Healing, serving and breaking bread were central to the ministry of Jesus; and that same strategy has been broadening the ministry of First Wesleyan Church (FWC) in Painesville, Ohio. As the pandemic continues to emphasize the importance of contextually engaged ministry, FWC’s leadership team has listened well to their community; and in their listening, have found a consistent overlap between economic, physical, educational and spiritual methods for serving the church.
Rather than creating additional resources that already exist in the community, FWC has worked to bring the strengths of various community service organizations together to seek the wholeness of their city. When they noticed an increase in food and clothing insecurity in their area, FWC partnered with other service organizations to collect and distribute frequently requested supplies. The effort quickly gained traction, with FWC serving over 700 per month with food, personal protective equipment and other supplies (their total number served currently stands at over 7,000 people). In addition to distribution efforts, FWC’s Wesleyan Connection no-cost thrift store has partnered with grocery stores, discount chains, other churches and the general public to give away other commonly needed items, from coffeemakers to bicycles, clothes and other basic household necessities.
The program started as a way to minister to people’s physical needs but the relationships built have multiplied FWC’s discipleship opportunities, too. Part of what people are hungry for, according to Rev. Rodgers, is a sense that people of faith are load bearing in their communities and curious about the longings and losses of their neighbors.
“When you have people in the community who accept who you are, and who feed you with the spiritual food of the Word, as well as physically feed you and help to resource you, there’s something special about that,” reflected Rev. Rodgers. “Jesus was definitely preaching the word but also healing people, feeding people and listening to people’s problems and helping them know their faith will help heal them. The people in this church are not rich people or anything else; but seeing them serve and offer what they have to others definitely helps the community and helps people be curious about the Word.”
Youth have found connections within FWC to be especially beneficial. Since resuming in-person youth programs in February, FWC has seen an overflow of youth attendance, as students are trained in spiritual formation and life skills from a Christ-centered perspective.
“So many of our youths live with single grandparents, so we are getting them CPR certified; we’re hoping to partner with banks in our community for money management and investment training that underprivileged youths do not typically get exposed to; and after each study, we provide PPE and sanitizers and send them home with snacks,” said Rev. Rodgers.
As difficult as the past year has been for local churches and nonprofits, FWC has seen the pandemic as a catalyst for Unleashing a Kingdom Force through the partnership of laity and clergy.
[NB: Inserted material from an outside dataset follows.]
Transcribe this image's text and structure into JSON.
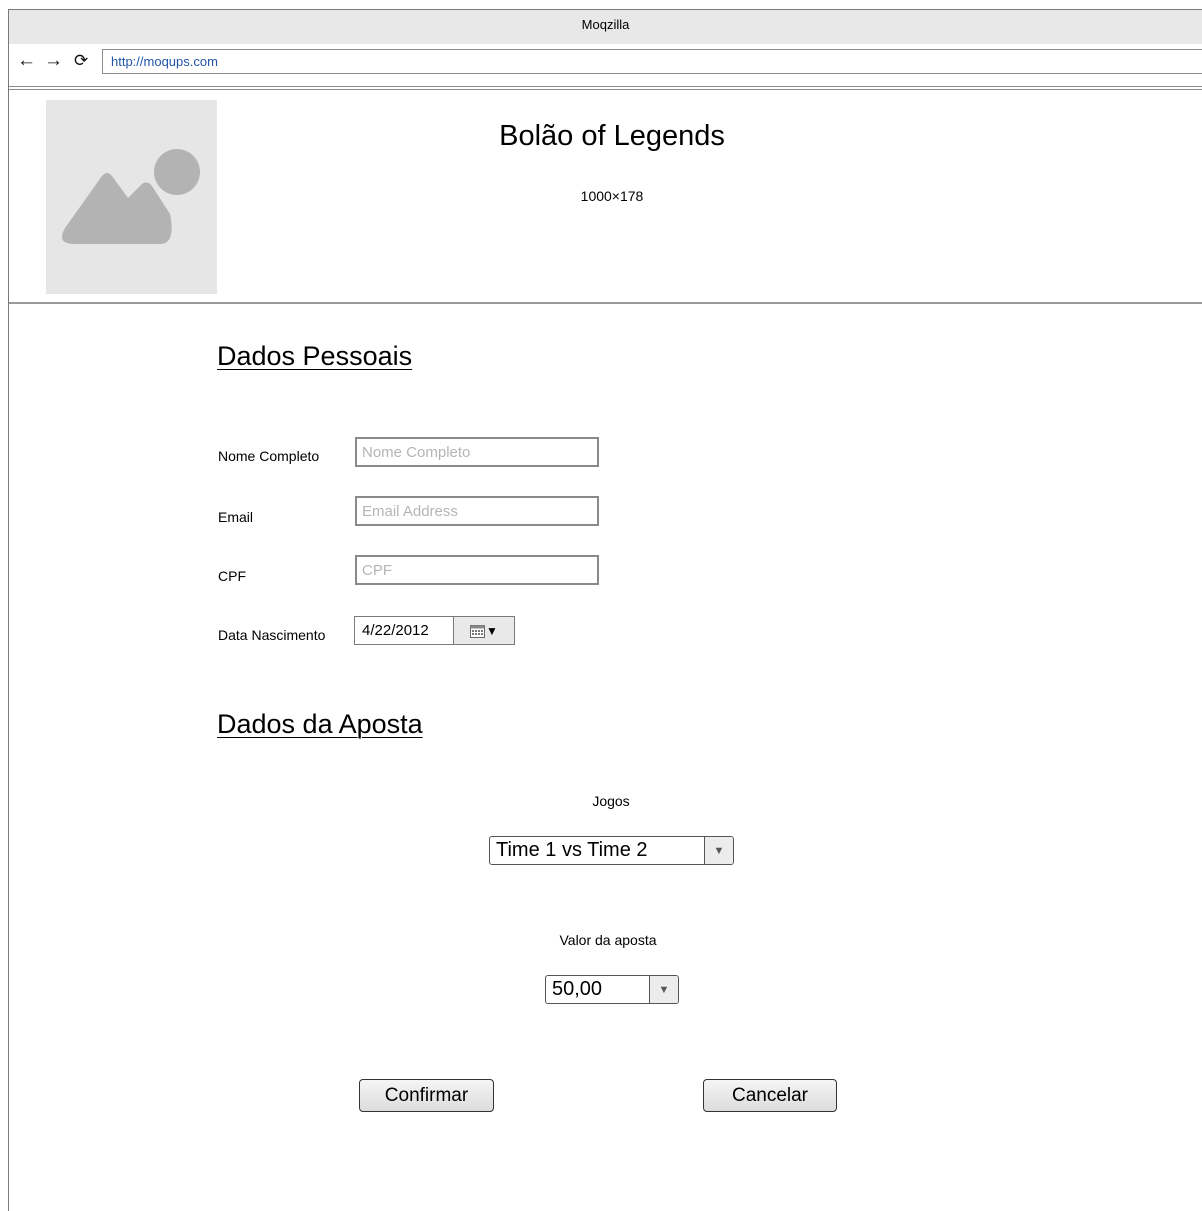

Through the ministry of serving, neighboring and listening to their community, countless people have been brought to Christ or rededicated their lives. FWC recently baptized two new believers from the youth group and is figuring out the logistics of planning a child dedication for the 46 children whose families have recently committed their homes to serving Christ.
As they look toward the future, Rev. Rodgers asks readers to pray for “continued ways to bring people to Christ and provision for the day,” and for vision as they eye a possible new campus around Cleveland, Ohio.
For more information about how the Spirit is Unleashing a Kingdom Force through The Wesleyan Church, click here.
Rev. Ethan Linder is the hospitality, college and young adult pastor at College Wesleyan Church in Marion, Indiana.